Chat Moss, the Bridgewater Canal and the Industrial Revolution

Chat Moss has an almost mythical character yet is very much a living landscape. Its mythical roots come from its origins 10,000 years ago during the Ice Age. Daniel Defoe’s description of the area as frightful in 1724 during his tour of Britain contributed to this sense of a land beyond civilisation. He could not imagine what nature meant by the production of such a waste land.

The Manchester to Liverpool railway line crossed Chat Moss in the early 19th century, commencing the Railway Mania. The northern border of the Moss is marked by the Bridgewater Canal which ushered in the age of Canal Mania years before the Railways took over.

If you open John Aikin’s Description of the country for Thirty to Forty Miles around Manchester (1795) you very quickly encounter a map of the northwest of England and a striking feature of that map is the number of canals on that map. The engineering wonders that were created with the canals generated fantastic images that Aikin evokes as,

the extraordinary sight, never before beheld in this country, of one vessel, sailing over the top of another; and those who had at first ridiculed the attempt, as equivalent to building a castle in the air, were obliged to join in admiration of the wonderful abilities of the engineer (p.114).

This was at Barton upon Irwell where James Brindley built the first aqueduct for the Bridgewater Canal across the River Irwell, on the eastern edge of Chat Moss. It enabled Brindley to plot a better route to Runcorn and the Mersey avoiding the original idea of taking the canal across Chat Moss.

Northwest England has a significant landscape heritage of peat bogs and Chat Moss is a key recovering element of that landscape. Little Woolden Moss is part of Chat Moss; it is now owned and is being restored by the Lancashire Wildlife Trust. If you look north across Little Woolden Moss on a clear day you can see an apparently uninterrupted greenscape leading up Winter Hill part of the West Pennines. Chat Moss is a lowland peat moss and much of the West Pennines is upland peat moss.

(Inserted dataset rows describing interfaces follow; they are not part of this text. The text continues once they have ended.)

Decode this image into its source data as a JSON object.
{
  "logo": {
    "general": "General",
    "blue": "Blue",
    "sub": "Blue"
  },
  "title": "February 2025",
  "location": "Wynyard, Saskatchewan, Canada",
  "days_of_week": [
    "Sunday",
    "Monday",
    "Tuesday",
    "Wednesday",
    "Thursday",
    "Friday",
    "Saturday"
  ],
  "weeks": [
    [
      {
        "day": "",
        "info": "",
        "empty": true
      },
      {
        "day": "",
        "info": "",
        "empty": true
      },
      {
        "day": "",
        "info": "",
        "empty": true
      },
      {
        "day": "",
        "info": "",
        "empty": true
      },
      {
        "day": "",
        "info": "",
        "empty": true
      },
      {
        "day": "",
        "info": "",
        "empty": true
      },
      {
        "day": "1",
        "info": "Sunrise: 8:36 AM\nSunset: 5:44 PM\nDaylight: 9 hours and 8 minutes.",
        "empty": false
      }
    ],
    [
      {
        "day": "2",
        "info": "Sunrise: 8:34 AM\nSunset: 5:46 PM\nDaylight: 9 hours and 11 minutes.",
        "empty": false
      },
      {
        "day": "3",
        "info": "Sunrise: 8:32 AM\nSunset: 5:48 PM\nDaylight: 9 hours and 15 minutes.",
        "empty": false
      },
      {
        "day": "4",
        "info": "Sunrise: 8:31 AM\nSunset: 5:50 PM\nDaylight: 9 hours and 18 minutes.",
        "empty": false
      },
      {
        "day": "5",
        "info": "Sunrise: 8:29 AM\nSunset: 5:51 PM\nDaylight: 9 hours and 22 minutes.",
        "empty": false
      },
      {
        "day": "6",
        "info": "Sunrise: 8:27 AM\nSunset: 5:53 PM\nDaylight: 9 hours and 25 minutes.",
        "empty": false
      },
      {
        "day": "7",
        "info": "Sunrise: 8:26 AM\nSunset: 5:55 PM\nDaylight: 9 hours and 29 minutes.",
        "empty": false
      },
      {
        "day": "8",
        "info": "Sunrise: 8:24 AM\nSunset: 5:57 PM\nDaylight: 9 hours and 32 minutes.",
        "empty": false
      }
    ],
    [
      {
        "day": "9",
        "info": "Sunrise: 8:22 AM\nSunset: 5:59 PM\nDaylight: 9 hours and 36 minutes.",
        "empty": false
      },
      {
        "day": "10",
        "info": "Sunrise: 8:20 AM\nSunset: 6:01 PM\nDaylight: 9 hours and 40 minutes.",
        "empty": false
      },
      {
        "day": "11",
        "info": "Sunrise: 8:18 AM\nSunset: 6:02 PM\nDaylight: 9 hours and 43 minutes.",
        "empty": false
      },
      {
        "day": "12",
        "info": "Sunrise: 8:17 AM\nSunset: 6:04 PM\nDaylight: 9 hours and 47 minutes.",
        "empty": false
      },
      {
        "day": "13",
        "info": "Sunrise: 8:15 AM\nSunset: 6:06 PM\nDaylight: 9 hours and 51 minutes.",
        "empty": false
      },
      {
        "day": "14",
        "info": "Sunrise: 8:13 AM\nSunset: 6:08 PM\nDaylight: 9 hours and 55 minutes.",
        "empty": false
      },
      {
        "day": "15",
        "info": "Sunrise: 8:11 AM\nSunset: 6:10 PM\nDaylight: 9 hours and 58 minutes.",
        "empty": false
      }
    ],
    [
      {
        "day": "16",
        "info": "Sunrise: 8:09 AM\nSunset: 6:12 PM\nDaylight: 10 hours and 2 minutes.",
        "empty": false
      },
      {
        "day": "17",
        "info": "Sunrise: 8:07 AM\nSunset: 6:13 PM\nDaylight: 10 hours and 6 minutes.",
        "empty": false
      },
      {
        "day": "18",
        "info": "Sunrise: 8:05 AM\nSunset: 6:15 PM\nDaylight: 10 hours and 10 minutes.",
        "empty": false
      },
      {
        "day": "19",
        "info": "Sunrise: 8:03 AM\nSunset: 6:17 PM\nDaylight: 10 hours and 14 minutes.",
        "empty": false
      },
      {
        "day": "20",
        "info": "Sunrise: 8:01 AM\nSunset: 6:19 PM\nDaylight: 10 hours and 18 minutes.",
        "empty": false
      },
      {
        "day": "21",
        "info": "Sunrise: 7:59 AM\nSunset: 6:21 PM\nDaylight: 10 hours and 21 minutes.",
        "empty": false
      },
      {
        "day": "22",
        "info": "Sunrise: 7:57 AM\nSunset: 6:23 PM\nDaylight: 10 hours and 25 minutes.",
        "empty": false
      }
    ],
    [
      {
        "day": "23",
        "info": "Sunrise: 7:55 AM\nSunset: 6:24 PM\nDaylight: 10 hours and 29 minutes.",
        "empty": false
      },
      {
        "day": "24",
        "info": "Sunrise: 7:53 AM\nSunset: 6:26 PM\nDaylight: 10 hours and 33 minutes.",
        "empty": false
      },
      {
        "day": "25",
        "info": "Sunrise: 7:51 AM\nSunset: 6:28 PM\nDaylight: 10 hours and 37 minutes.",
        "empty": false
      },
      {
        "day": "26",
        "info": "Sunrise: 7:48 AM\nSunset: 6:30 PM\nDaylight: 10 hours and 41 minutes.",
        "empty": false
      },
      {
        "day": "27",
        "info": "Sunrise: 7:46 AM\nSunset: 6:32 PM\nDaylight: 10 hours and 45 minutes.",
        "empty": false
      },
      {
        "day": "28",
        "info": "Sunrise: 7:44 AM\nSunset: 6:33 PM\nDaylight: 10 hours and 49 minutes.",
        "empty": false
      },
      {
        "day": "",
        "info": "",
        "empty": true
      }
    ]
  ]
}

These mosslands began to form about 10,000 years ago during the last ice age when peat began to be laid down on marine, estuarine or fluvial deposits adjacent to estuaries, on river floodplains, or on the site of shallow glacial lakes. These wet, waterlogged areas were originally colonised by reeds and rushes. When this plant material died it could not be fully broken down and this led to the formation of fen peat. Then bog mosses (Sphagnum mosses) began to colonise and changed the underlying peat from fen to bog peat. As the peat accumulated, the surface of the bog was elevated above the surrounding land, forming a dome, hence often these are known as raised bogs.

Chat Moss has a rich industrial heritage also, it was used historically as a waste disposal site for Manchester. The waste was a mixture of organic and mineral wastes, ranging from manures to steelworks waste. Chat Moss was purchased by the Manchester Corporation in 1895 for use as a waste disposal site to alleviate growing waste generation by the city population, but also to reclaim the peat for agricultural purposes. During drainage, the waste from Manchester was incorporated into the moss to reduce loss of soil volume as the peat dried out. The earliest waste used was nightsoil, which was mainly ashes mixed with the contents of privies.

Since the mid-19th century, the area of lowland raised bog in the UK has fallen by 94% from 95,000 ha to 6,000 ha. Chat Moss has in that period been industrially mined for peat for fuel and as an agricultural and garden product. This extraction of moss only ended on Little Woolden Moss in 2017 but fortunately that area is now being actively restored as a peat moss by the wildlife trust.

If you are interested in learning more about Chat Moss then contact Bridgewater Green Badge Guide – David Barnes Tel: 07961 535163   email:davidbarnes.david@gmail.com

Alexa Tours

Heritage Walks by Alexa Tours

As part of the Sale Festival, Green Badge Guide Alexa Fairclough is leading some heritage walks.

Discover Sale, 4th June 2pm and Discover Ashton-upon-Mersey, 5th June are on sale now.

https://www.eventbrite.co.uk/e/heritage-walks-discover-sale-tickets-310998162877

https://www.eventbrite.co.uk/e/heritage-walks-discover-ashton-upon-mersey-tickets-158035200539

Check out the Sale Festival Website for other events. Don’t forget to visit the wonderful canal!

For more tours by Alexa check out her eventbrite page

https://www.eventbrite.co.uk/o/alexatours-21749322952

http://www.salefestival.org.uk/whats-on/

Worsley

Book a tour – Worsley Wonder – 2022

3rd Saturday of every month 11am

https://www.eventbrite.co.uk/e/worsley-wonder-walking-tour-tickets-222952596217

Worsley
Worsley

Join our regular tours of Worsley by fully qualified Green Badge guides for the Bridgewater Canal in Salford

Tours: 3rd Saturday of every month

11am Meet outside the Delph Bar & Restaurant

Booking recommended due to group size limitations

https://www.eventbrite.co.uk/e/worsley-wonder-walking-tour-tickets-222952596217